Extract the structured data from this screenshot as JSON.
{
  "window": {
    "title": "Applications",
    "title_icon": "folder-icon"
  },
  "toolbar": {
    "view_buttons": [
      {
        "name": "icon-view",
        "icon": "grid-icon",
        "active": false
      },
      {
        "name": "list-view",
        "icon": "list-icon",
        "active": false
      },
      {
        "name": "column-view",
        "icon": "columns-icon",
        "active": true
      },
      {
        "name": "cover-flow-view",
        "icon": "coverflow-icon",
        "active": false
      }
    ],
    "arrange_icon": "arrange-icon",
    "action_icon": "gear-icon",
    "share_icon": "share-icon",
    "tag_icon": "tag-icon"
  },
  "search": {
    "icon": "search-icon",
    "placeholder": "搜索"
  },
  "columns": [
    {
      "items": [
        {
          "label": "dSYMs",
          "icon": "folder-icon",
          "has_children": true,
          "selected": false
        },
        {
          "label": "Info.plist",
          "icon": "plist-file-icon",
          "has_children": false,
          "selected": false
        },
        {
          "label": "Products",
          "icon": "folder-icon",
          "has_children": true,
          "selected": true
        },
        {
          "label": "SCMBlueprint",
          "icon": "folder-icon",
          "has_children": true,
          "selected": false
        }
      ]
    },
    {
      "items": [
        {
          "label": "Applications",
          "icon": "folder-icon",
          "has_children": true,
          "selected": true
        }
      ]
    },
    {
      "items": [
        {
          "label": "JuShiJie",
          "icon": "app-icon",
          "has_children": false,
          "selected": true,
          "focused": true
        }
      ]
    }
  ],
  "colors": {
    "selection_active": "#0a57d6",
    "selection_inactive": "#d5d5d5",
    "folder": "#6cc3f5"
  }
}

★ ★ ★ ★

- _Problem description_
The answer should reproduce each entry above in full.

- _Your response_
Extract the structured data from this screenshot as JSON.
{
  "window": {
    "title": "Applications",
    "title_icon": "folder-icon"
  },
  "toolbar": {
    "view_buttons": [
      {
        "name": "icon-view",
        "icon": "grid-icon",
        "active": false
      },
      {
        "name": "list-view",
        "icon": "list-icon",
        "active": false
      },
      {
        "name": "column-view",
        "icon": "columns-icon",
        "active": true
      },
      {
        "name": "cover-flow-view",
        "icon": "coverflow-icon",
        "active": false
      }
    ],
    "arrange_icon": "arrange-icon",
    "action_icon": "gear-icon",
    "share_icon": "share-icon",
    "tag_icon": "tag-icon"
  },
  "search": {
    "icon": "search-icon",
    "placeholder": "搜索"
  },
  "columns": [
    {
      "items": [
        {
          "label": "dSYMs",
          "icon": "folder-icon",
          "has_children": true,
          "selected": false
        },
        {
          "label": "Info.plist",
          "icon": "plist-file-icon",
          "has_children": false,
          "selected": false
        },
        {
          "label": "Products",
          "icon": "folder-icon",
          "has_children": true,
          "selected": true
        },
        {
          "label": "SCMBlueprint",
          "icon": "folder-icon",
          "has_children": true,
          "selected": false
        }
      ]
    },
    {
      "items": [
        {
          "label": "Applications",
          "icon": "folder-icon",
          "has_children": true,
          "selected": true
        }
      ]
    },
    {
      "items": [
        {
          "label": "JuShiJie",
          "icon": "app-icon",
          "has_children": false,
          "selected": true,
          "focused": true
        }
      ]
    }
  ],
  "colors": {
    "selection_active": "#0a57d6",
    "selection_inactive": "#d5d5d5",
    "folder": "#6cc3f5"
  }
}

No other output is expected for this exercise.